Despite huge gains early in its life, ASOS (LSE: ASC) has seen its shares fall 9% over the past five years. Though the company pioneered the online fashion business, its share price has had a very volatile ride.
I’m a bit surprised to see how badly ASOS shares fared in the early days of the Covid-19 pandemic. High street fashion came to a complete standstill during the lockdown, with share prices tumbling across the board. The Next share price, for example, fell 53% at its lowest point. And even Associated British Foods, the owner of Primark, slumped by 40%.
But online sellers should handle the pressure better and not suffer such huge falls, right? Wrong. By the middle of March, the ASOS share price had plunged by a massive 70%. But an announcement on 7 April dispelled fears that ASOS faced any serious liquidity pressure. As a result of stress testing, the company assured us there was “sufficient liquidity within our existing £350m facility“.

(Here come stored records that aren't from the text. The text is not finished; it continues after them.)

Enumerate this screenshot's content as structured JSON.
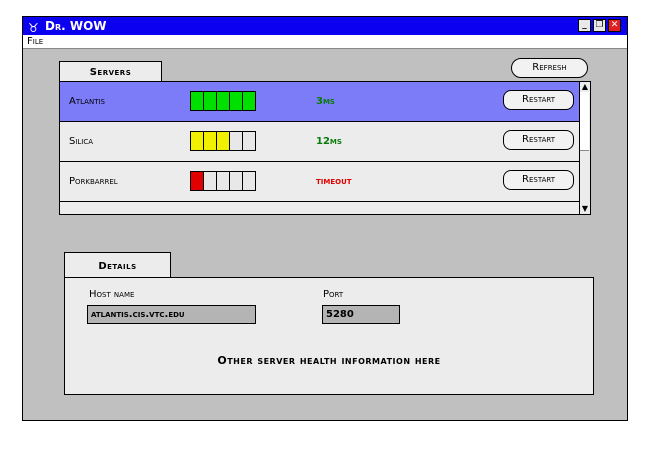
{
  "app": {
    "title": "Dr. WOW"
  },
  "menu": {
    "items": [
      {
        "label": "File"
      }
    ]
  },
  "servers": {
    "tab_label": "Servers",
    "refresh_label": "Refresh",
    "rows": [
      {
        "name": "Atlantis",
        "latency": "3ms",
        "latency_color": "#0a7a0a",
        "bar_color": "#00e000",
        "health": 5,
        "restart_label": "Restart",
        "selected": true
      },
      {
        "name": "Silica",
        "latency": "12ms",
        "latency_color": "#0a7a0a",
        "bar_color": "#f0f000",
        "health": 3,
        "restart_label": "Restart",
        "selected": false
      },
      {
        "name": "Porkbarrel",
        "latency": "timeout",
        "latency_color": "#e00000",
        "bar_color": "#e00000",
        "health": 1,
        "restart_label": "Restart",
        "selected": false
      }
    ]
  },
  "details": {
    "tab_label": "Details",
    "host_label": "Host name",
    "host_value": "atlantis.cis.vtc.edu",
    "port_label": "Port",
    "port_value": "5280",
    "info": "Other server health information here"
  },
  "colors": {
    "titlebar": "#0c00f0",
    "selected_row": "#7c7cf8",
    "window_bg": "#c0c0c0"
  }
}
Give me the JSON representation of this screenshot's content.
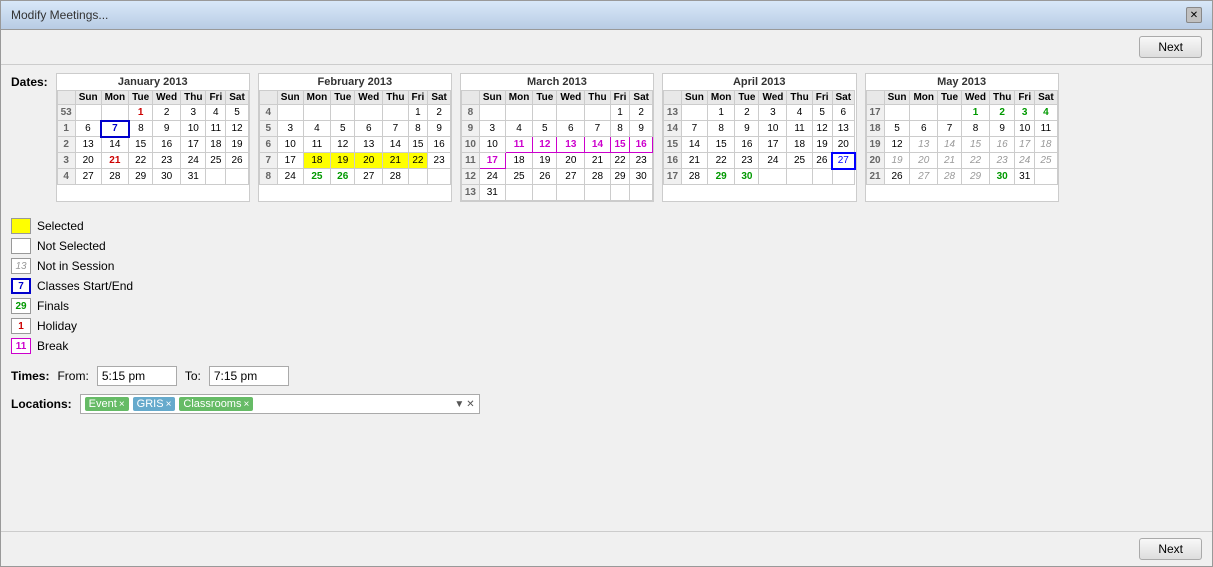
{
  "window": {
    "title": "Modify Meetings..."
  },
  "toolbar": {
    "next_label": "Next"
  },
  "footer": {
    "next_label": "Next"
  },
  "labels": {
    "dates": "Dates:",
    "times": "Times:",
    "from": "From:",
    "to": "To:",
    "locations": "Locations:"
  },
  "times": {
    "from": "5:15 pm",
    "to": "7:15 pm"
  },
  "locations": {
    "tags": [
      "Event ×",
      "GRIS ×",
      "Classrooms ×"
    ]
  },
  "legend": [
    {
      "label": "Selected",
      "bg": "#ffff00",
      "text": "",
      "border": "1px solid #999"
    },
    {
      "label": "Not Selected",
      "bg": "white",
      "text": "",
      "border": "1px solid #999"
    },
    {
      "label": "Not in Session",
      "bg": "white",
      "text": "13",
      "color": "#999",
      "italic": true,
      "border": "1px solid #999"
    },
    {
      "label": "Classes Start/End",
      "bg": "white",
      "text": "7",
      "color": "#0000cc",
      "bold": true,
      "border": "2px solid #0000cc"
    },
    {
      "label": "Finals",
      "bg": "white",
      "text": "29",
      "color": "#009900",
      "bold": true,
      "border": "1px solid #999"
    },
    {
      "label": "Holiday",
      "bg": "white",
      "text": "1",
      "color": "#cc0000",
      "bold": true,
      "border": "1px solid #999"
    },
    {
      "label": "Break",
      "bg": "white",
      "text": "11",
      "color": "#cc00cc",
      "bold": true,
      "border": "1px solid #cc00cc"
    }
  ],
  "calendars": [
    {
      "title": "January 2013",
      "days_header": [
        "",
        "Sun",
        "Mon",
        "Tue",
        "Wed",
        "Thu",
        "Fri",
        "Sat"
      ],
      "weeks": [
        {
          "week": "53",
          "days": [
            "",
            "",
            "",
            "1",
            "2",
            "3",
            "4",
            "5"
          ]
        },
        {
          "week": "1",
          "days": [
            "6",
            "7",
            "8",
            "9",
            "10",
            "11",
            "12"
          ]
        },
        {
          "week": "2",
          "days": [
            "13",
            "14",
            "15",
            "16",
            "17",
            "18",
            "19"
          ]
        },
        {
          "week": "3",
          "days": [
            "20",
            "21",
            "22",
            "23",
            "24",
            "25",
            "26"
          ]
        },
        {
          "week": "4",
          "days": [
            "27",
            "28",
            "29",
            "30",
            "31",
            "",
            ""
          ]
        }
      ]
    },
    {
      "title": "February 2013",
      "days_header": [
        "",
        "Sun",
        "Mon",
        "Tue",
        "Wed",
        "Thu",
        "Fri",
        "Sat"
      ],
      "weeks": [
        {
          "week": "4",
          "days": [
            "",
            "",
            "",
            "",
            "",
            "",
            "1",
            "2"
          ]
        },
        {
          "week": "5",
          "days": [
            "3",
            "4",
            "5",
            "6",
            "7",
            "8",
            "9"
          ]
        },
        {
          "week": "6",
          "days": [
            "10",
            "11",
            "12",
            "13",
            "14",
            "15",
            "16"
          ]
        },
        {
          "week": "7",
          "days": [
            "17",
            "18",
            "19",
            "20",
            "21",
            "22",
            "23"
          ]
        },
        {
          "week": "8",
          "days": [
            "24",
            "25",
            "26",
            "27",
            "28",
            "",
            ""
          ]
        }
      ]
    },
    {
      "title": "March 2013",
      "days_header": [
        "",
        "Sun",
        "Mon",
        "Tue",
        "Wed",
        "Thu",
        "Fri",
        "Sat"
      ],
      "weeks": [
        {
          "week": "8",
          "days": [
            "",
            "",
            "",
            "",
            "",
            "",
            "1",
            "2"
          ]
        },
        {
          "week": "9",
          "days": [
            "3",
            "4",
            "5",
            "6",
            "7",
            "8",
            "9"
          ]
        },
        {
          "week": "10",
          "days": [
            "10",
            "11",
            "12",
            "13",
            "14",
            "15",
            "16"
          ]
        },
        {
          "week": "11",
          "days": [
            "17",
            "18",
            "19",
            "20",
            "21",
            "22",
            "23"
          ]
        },
        {
          "week": "12",
          "days": [
            "24",
            "25",
            "26",
            "27",
            "28",
            "29",
            "30"
          ]
        },
        {
          "week": "13",
          "days": [
            "31",
            "",
            "",
            "",
            "",
            "",
            ""
          ]
        }
      ]
    },
    {
      "title": "April 2013",
      "days_header": [
        "",
        "Sun",
        "Mon",
        "Tue",
        "Wed",
        "Thu",
        "Fri",
        "Sat"
      ],
      "weeks": [
        {
          "week": "13",
          "days": [
            "",
            "1",
            "2",
            "3",
            "4",
            "5",
            "6"
          ]
        },
        {
          "week": "14",
          "days": [
            "7",
            "8",
            "9",
            "10",
            "11",
            "12",
            "13"
          ]
        },
        {
          "week": "15",
          "days": [
            "14",
            "15",
            "16",
            "17",
            "18",
            "19",
            "20"
          ]
        },
        {
          "week": "16",
          "days": [
            "21",
            "22",
            "23",
            "24",
            "25",
            "26",
            "27"
          ]
        },
        {
          "week": "17",
          "days": [
            "28",
            "29",
            "30",
            "",
            "",
            "",
            ""
          ]
        }
      ]
    },
    {
      "title": "May 2013",
      "days_header": [
        "",
        "Sun",
        "Mon",
        "Tue",
        "Wed",
        "Thu",
        "Fri",
        "Sat"
      ],
      "weeks": [
        {
          "week": "17",
          "days": [
            "",
            "",
            "",
            "1",
            "2",
            "3",
            "4"
          ]
        },
        {
          "week": "18",
          "days": [
            "5",
            "6",
            "7",
            "8",
            "9",
            "10",
            "11"
          ]
        },
        {
          "week": "19",
          "days": [
            "12",
            "13",
            "14",
            "15",
            "16",
            "17",
            "18"
          ]
        },
        {
          "week": "20",
          "days": [
            "19",
            "20",
            "21",
            "22",
            "23",
            "24",
            "25"
          ]
        },
        {
          "week": "21",
          "days": [
            "26",
            "27",
            "28",
            "29",
            "30",
            "31",
            ""
          ]
        }
      ]
    }
  ]
}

Don’t panic, liquidity is fine
ASOS went on to say it was “close to finalising a potential equity issuance and extension to its debt facilities“. Maybe the shares were priced to go bust, but it certainly doesn’t sound like that’s going to happen.
The same day, ASOS released interim results showing a 21% surge in revenue to £1,597m. That is only to the end of February, so it doesn’t really get into the lockdown. But along with the liquidity news, the day proved to be a pivot point. Since then, the ASOS share price has trebled in value. If you’d bought when the price was down, as my Motley Fool colleague Edward Sheldon did, you made a very good choice.
How soon will ASOS be back to growth?
But what now? Is it too late to get in on the act, or is the ASOS share price still on a growth trajectory? There’s a modest pre-tax loss on the cards for the current year. And that’s followed by forecast earnings per share (EPS) next year of half the level achieved in 2018. It suggests a price-to-earnings multiple for 2021 of close to 70, which is high, even by growth share standards. And I’ve been seriously put off by levels like that in the past. But I think it’s misleading.
Will ASOS get back to its 2018 profit level? Yes, I’m sure it will, and fairly soon. And then I think we’ll see profits rising year after year. The online fashion business is well proven now, and it is resilient in the face of crises like the current pandemic. In short, I still see considerable profit growth for ASOS, in the UK and worldwide.
The ASOS share price is surely cheap now
Even EPS in line with 2018’s would drop the P/E, based on today’s share price, to 34. And while that’s more than twice the long-term stock market average, I don’t think it’s stretching for a growth stock. Certainly not one with the potential of ASOS. I’ve been negative on ASOS in the past, but I now rate it a long-term buy.
Alan Oscroft has no position in any of the shares mentioned. The Motley Fool UK owns shares of and has recommended ASOS. The Motley Fool UK owns shares of Next. The Motley Fool UK has recommended Associated British Foods. Views expressed on the companies mentioned in this article are those of the writer and therefore may differ from the official recommendations we make in our subscription services such as Share Advisor, Hidden Winners and Pro. Here at The Motley Fool we believe that considering a diverse range of insights makes us better investors.